Lawmakers push for welfare of BPO workers
15 October 2018 11:24:31 AM

The House Committee on Labor and Employment chaired by Rep. Randolph Ting (3rd District, Cagayan), prior to the congressional adjournment, deliberated on measures which provide for the welfare and protection of Business Process Outsourcing (BPO) workers.

Among the bills tackled by the Committee during the meeting was House Bill No. 2225 entitled “An Act Increasing the Night Shift Premium Pay in Business Process Outsourcing Firms in the Philippines,” authored by Rep. Zajid Mangundadatu (2nd District, Maguindanao)

Otherwise known as “Additional Pay for Business Process Outsourcing Employees Act,” the bill seeks to increase the mandated additional pay for work done in graveyard shifts from 10 percent to 25 percent of the regular rate per hour.

The Business Process Outsourcing (BPO) sector, dubbed as the “sunshine industry” of the country, emerged at the top of the call center industry. Accordingly, Filipinos are preferred by US companies because of low labor costs and their familiarity with the language.

In 2016, the Information Technology and Business Process Association of the Philippines (IBPAP) projected a $20 billion revenue. In 2017, an estimated 1.5 million new jobs were projected courtesy of the industry.

Executive Director Nicki Agcaoili of IBPAP informed the committee that the BPO industry of the Philippines is providing direct employment to 1.3 million Filipinos and 3.2 million indirect jobs.

Agcaoili said the BPO industry is over-all appreciative of all the measures which seek to protect the rights and welfare of its employees. He said, however, that they still have to take into consideration the take of the other sector members. “We had to factor in competition like India and China.
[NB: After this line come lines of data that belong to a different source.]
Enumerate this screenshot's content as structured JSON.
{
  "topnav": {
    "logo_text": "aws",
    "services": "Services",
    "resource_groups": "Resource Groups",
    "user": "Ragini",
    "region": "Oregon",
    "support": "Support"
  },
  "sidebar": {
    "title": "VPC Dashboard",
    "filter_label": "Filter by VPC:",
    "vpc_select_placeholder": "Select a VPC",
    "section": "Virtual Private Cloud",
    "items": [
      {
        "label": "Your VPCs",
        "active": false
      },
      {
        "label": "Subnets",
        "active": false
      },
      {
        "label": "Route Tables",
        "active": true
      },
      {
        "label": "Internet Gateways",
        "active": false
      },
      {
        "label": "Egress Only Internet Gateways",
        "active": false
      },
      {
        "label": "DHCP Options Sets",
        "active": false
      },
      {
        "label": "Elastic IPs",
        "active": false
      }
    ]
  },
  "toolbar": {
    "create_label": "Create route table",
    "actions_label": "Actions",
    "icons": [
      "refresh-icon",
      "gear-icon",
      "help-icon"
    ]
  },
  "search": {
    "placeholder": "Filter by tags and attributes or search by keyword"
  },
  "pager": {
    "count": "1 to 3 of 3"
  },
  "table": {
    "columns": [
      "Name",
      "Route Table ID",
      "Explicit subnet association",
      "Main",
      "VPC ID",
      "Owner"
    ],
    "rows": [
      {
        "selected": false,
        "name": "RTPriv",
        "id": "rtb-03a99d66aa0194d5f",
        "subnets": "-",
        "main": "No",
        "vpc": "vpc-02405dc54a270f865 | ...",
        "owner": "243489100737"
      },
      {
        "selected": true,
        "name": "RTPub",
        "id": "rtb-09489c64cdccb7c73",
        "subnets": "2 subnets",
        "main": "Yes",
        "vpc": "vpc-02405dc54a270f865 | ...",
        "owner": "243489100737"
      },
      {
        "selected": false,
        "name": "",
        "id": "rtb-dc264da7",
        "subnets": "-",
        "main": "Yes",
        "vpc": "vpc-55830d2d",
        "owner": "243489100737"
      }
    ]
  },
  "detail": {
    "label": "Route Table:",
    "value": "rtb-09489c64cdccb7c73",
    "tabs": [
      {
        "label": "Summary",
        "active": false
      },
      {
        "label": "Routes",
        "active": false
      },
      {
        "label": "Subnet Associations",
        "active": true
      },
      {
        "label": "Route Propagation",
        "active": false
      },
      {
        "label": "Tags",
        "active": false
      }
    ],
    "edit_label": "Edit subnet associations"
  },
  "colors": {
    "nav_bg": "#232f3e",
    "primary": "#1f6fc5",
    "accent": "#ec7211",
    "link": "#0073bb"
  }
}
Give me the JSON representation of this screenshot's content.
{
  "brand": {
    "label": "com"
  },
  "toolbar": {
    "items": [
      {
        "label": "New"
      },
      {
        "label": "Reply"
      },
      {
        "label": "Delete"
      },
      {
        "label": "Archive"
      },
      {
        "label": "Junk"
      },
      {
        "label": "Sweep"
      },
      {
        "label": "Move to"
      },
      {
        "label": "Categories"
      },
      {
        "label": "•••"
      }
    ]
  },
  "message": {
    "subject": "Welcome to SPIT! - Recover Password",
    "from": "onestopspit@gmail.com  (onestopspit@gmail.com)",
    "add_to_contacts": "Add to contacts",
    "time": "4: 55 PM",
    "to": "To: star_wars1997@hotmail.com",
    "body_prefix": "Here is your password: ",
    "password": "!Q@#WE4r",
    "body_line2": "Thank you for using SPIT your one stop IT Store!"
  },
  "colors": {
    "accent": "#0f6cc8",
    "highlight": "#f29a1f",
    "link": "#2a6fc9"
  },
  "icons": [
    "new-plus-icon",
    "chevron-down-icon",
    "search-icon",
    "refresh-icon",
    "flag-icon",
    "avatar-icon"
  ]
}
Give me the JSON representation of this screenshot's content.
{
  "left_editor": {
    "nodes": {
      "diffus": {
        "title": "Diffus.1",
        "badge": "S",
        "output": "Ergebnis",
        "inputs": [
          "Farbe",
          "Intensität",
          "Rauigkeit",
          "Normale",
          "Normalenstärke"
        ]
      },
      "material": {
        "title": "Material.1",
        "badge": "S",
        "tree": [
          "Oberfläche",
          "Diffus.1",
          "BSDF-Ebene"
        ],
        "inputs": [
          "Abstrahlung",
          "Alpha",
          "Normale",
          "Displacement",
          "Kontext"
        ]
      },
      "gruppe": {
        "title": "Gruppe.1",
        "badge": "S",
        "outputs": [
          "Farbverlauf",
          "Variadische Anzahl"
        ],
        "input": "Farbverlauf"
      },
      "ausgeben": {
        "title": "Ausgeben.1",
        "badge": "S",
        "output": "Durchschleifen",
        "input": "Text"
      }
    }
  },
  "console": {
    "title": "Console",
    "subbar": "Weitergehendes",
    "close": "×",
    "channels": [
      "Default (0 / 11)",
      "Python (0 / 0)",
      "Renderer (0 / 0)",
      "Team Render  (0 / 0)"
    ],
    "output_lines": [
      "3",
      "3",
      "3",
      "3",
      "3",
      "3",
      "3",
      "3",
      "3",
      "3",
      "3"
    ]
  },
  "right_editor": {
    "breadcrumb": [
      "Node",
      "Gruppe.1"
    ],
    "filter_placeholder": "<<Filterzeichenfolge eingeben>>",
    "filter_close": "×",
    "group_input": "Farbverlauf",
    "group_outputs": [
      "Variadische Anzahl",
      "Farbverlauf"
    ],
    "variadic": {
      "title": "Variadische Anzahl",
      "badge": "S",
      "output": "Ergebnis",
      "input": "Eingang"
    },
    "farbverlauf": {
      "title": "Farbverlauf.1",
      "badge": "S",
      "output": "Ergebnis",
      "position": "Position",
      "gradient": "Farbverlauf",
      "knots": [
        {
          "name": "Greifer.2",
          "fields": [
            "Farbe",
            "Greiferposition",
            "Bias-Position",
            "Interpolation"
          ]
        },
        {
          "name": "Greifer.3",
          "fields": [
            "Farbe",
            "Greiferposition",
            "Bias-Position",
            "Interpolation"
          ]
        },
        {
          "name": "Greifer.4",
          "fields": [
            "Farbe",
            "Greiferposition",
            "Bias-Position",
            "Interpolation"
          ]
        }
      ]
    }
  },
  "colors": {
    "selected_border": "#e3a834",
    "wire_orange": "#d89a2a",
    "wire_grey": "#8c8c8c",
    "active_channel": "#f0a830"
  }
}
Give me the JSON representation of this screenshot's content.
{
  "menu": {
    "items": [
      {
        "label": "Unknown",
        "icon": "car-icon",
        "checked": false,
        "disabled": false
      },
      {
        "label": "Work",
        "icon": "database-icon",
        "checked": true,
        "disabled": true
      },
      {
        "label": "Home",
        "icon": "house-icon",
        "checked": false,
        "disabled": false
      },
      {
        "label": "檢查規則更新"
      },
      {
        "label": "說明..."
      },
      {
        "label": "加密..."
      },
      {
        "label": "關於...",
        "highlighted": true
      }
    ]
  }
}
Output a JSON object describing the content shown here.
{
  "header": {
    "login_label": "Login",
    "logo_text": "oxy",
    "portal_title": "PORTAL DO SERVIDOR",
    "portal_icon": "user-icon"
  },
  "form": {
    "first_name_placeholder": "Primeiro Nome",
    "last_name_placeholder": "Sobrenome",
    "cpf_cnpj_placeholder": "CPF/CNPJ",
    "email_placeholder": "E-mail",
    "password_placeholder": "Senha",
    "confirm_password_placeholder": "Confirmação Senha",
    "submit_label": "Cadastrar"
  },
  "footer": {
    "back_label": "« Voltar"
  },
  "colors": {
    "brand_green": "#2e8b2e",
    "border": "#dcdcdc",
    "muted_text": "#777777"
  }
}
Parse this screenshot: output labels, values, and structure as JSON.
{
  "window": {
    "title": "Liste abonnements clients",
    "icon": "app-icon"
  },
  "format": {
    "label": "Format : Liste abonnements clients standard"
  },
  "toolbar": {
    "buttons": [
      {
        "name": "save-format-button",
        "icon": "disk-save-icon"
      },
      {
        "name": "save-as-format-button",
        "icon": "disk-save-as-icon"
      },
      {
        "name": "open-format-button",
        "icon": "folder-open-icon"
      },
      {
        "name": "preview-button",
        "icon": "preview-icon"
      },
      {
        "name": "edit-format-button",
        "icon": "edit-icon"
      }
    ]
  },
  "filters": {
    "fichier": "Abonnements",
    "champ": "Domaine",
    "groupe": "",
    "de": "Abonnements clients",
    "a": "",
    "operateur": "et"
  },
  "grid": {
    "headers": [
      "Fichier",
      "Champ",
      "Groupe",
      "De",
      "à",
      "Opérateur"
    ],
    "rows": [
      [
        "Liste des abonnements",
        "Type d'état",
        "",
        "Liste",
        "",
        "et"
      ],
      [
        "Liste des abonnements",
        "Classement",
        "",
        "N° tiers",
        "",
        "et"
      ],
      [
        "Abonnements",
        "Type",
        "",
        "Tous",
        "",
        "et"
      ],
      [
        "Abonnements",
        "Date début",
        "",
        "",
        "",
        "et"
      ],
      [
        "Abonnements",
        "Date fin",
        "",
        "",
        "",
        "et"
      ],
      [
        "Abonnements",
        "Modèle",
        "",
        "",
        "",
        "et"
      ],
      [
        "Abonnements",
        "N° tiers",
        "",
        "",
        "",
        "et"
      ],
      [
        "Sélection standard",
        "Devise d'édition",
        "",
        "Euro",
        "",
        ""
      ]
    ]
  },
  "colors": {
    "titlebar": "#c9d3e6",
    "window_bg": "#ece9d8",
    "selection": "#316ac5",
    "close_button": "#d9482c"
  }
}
Kasalukuyan, ang Pilipinas lang ang nag-ooffer ng night differential,” he added.

Agcaoili said that majority of the clients of the BPO industry are from North America but they also support the EMEA region (Europe, Middle East and Africa), and the Asia-Pacific region. The bulk of the workers in the BPO industry cater to clients from North America, thus, 65 percent to 70 percent are working in the mid or night shift.

Ting asked Agcaoili, as the representative of the BPO industry, to explain the current practice in the industry. “The current practice is we pay 10 percent per hour if a call center agent’s shift falls 10 pm – 6 am. 10 percent of their hourly rate,” Agcaoili answered.

“Yung starting salary ng ating BPO workers, is it within the minimum wage?” Ting asked. Agcaoili replied that as compared to the other industries, the starting pay for an entry level staff in the BPO industry is significantly higher.

Agcaoili said that workers usually last six to eight years in the industry. “On the average, mabilis rin ang career progression sa industry. From agent, they can progress to a team leader and then as supervisor manager,” Agcaoili added.

Dr. Valeriano Timbang of the Department of Health (DOH) said that the notable cause of mortality is cardiovascular disease. Working in a BPO company, especially those with a night shift, would have an effect on body physiology. This could affect behaviors in eating and sleeping, which could all lead to cardiovascular disease, he said.

Working night shifts may also take a toll on the health of the workers with older age, he said. Moreover, Timbang said they are particularly concerned with female workers who are pregnant. “We are concerned with the health of the mother and the child,” he said.

Timbang also said that working in night shifts is stressful.

Rep. Mark Go (Lone District, Baguio City) said BPO companies should look after the welfare of its hard working employees. “Companies should take care of their employees because they are the very reason why they [companies] are successful,” said Go.

Others present in the meeting were Reps. Peter Unabia (1st District, Misamis Oriental), Arlene Brosas (Party-list, GABRIELA), and Henry Ong (2nd District, Leyte). | Novel Paller